■ Activity
Make an exact copy of the records, and keep the pictures out of it.

■ Information given
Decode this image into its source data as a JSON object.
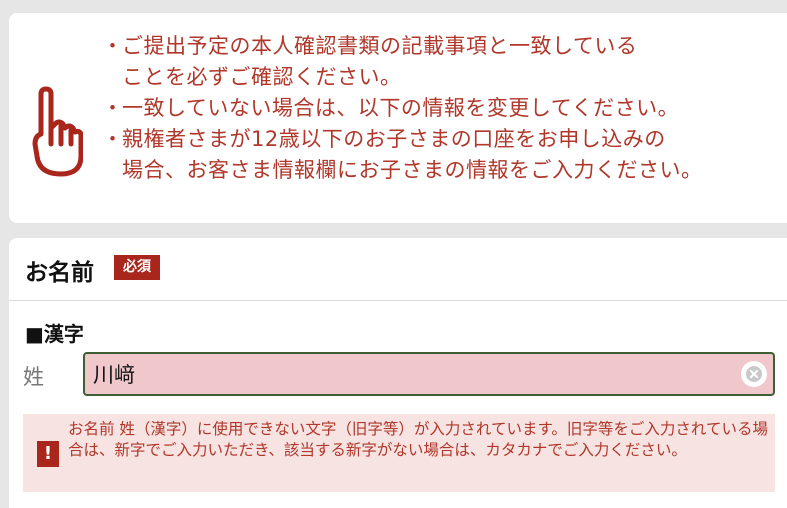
{
  "notice": {
    "items": [
      {
        "bullet": "・",
        "text": "ご提出予定の本人確認書類の記載事項と一致している\nことを必ずご確認ください。"
      },
      {
        "bullet": "・",
        "text": "一致していない場合は、以下の情報を変更してください。"
      },
      {
        "bullet": "・",
        "text": "親権者さまが12歳以下のお子さまの口座をお申し込みの\n場合、お客さま情報欄にお子さまの情報をご入力ください。"
      }
    ],
    "icon": "pointing-hand-icon"
  },
  "form": {
    "section_title": "お名前",
    "required_badge": "必須",
    "sub_heading": "■漢字",
    "last_name": {
      "label": "姓",
      "value": "川﨑"
    },
    "error": {
      "icon_text": "!",
      "message": "お名前 姓（漢字）に使用できない文字（旧字等）が入力されています。旧字等をご入力されている場合は、新字でご入力いただき、該当する新字がない場合は、カタカナでご入力ください。"
    }
  },
  "colors": {
    "accent_red": "#a9261d",
    "notice_text": "#b0372a",
    "input_error_bg": "#f0c8cc",
    "input_border": "#3f5e34",
    "error_box_bg": "#f7e3e2"
  }
}
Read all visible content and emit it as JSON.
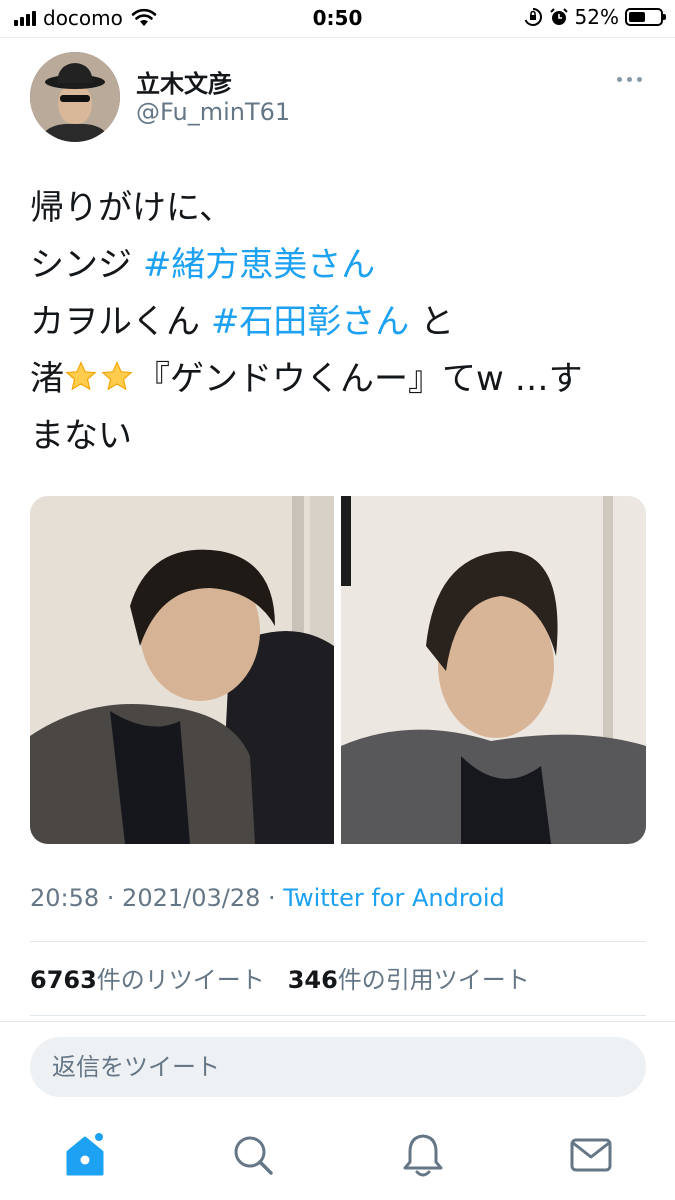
{
  "status_bar": {
    "carrier": "docomo",
    "time": "0:50",
    "battery": "52%",
    "battery_level": 0.52
  },
  "tweet": {
    "author_name": "立木文彦",
    "author_handle": "@Fu_minT61",
    "lines": {
      "l1": "帰りがけに、",
      "l2a": "シンジ ",
      "l2_hashtag": "#緒方恵美さん",
      "l3a": "カヲルくん ",
      "l3_hashtag": "#石田彰さん",
      "l3b": " と",
      "l4a": "渚",
      "l4b": "『ゲンドウくんー』てw …す",
      "l5": "まない"
    },
    "emoji": [
      "star-emoji",
      "star-emoji"
    ],
    "timestamp": "20:58 · 2021/03/28 · ",
    "source": "Twitter for Android",
    "retweet_count": "6763",
    "retweet_label": "件のリツイート",
    "quote_count": "346",
    "quote_label": "件の引用ツイート"
  },
  "reply": {
    "placeholder": "返信をツイート"
  },
  "tab_bar": {
    "items": [
      "home-icon",
      "search-icon",
      "notifications-icon",
      "messages-icon"
    ],
    "active_color": "#1da1f2",
    "inactive_color": "#657786"
  },
  "colors": {
    "accent": "#1da1f2",
    "secondary_text": "#657786"
  }
}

■ Reply to the task
Decode this image into its source data as a JSON object.
{
  "notice": {
    "items": [
      {
        "bullet": "・",
        "text": "ご提出予定の本人確認書類の記載事項と一致している\nことを必ずご確認ください。"
      },
      {
        "bullet": "・",
        "text": "一致していない場合は、以下の情報を変更してください。"
      },
      {
        "bullet": "・",
        "text": "親権者さまが12歳以下のお子さまの口座をお申し込みの\n場合、お客さま情報欄にお子さまの情報をご入力ください。"
      }
    ],
    "icon": "pointing-hand-icon"
  },
  "form": {
    "section_title": "お名前",
    "required_badge": "必須",
    "sub_heading": "■漢字",
    "last_name": {
      "label": "姓",
      "value": "川﨑"
    },
    "error": {
      "icon_text": "!",
      "message": "お名前 姓（漢字）に使用できない文字（旧字等）が入力されています。旧字等をご入力されている場合は、新字でご入力いただき、該当する新字がない場合は、カタカナでご入力ください。"
    }
  },
  "colors": {
    "accent_red": "#a9261d",
    "notice_text": "#b0372a",
    "input_error_bg": "#f0c8cc",
    "input_border": "#3f5e34",
    "error_box_bg": "#f7e3e2"
  }
}
Read all visible content and emit it as JSON.
{
  "status_bar": {
    "carrier": "docomo",
    "time": "0:50",
    "battery": "52%",
    "battery_level": 0.52
  },
  "tweet": {
    "author_name": "立木文彦",
    "author_handle": "@Fu_minT61",
    "lines": {
      "l1": "帰りがけに、",
      "l2a": "シンジ ",
      "l2_hashtag": "#緒方恵美さん",
      "l3a": "カヲルくん ",
      "l3_hashtag": "#石田彰さん",
      "l3b": " と",
      "l4a": "渚",
      "l4b": "『ゲンドウくんー』てw …す",
      "l5": "まない"
    },
    "emoji": [
      "star-emoji",
      "star-emoji"
    ],
    "timestamp": "20:58 · 2021/03/28 · ",
    "source": "Twitter for Android",
    "retweet_count": "6763",
    "retweet_label": "件のリツイート",
    "quote_count": "346",
    "quote_label": "件の引用ツイート"
  },
  "reply": {
    "placeholder": "返信をツイート"
  },
  "tab_bar": {
    "items": [
      "home-icon",
      "search-icon",
      "notifications-icon",
      "messages-icon"
    ],
    "active_color": "#1da1f2",
    "inactive_color": "#657786"
  },
  "colors": {
    "accent": "#1da1f2",
    "secondary_text": "#657786"
  }
}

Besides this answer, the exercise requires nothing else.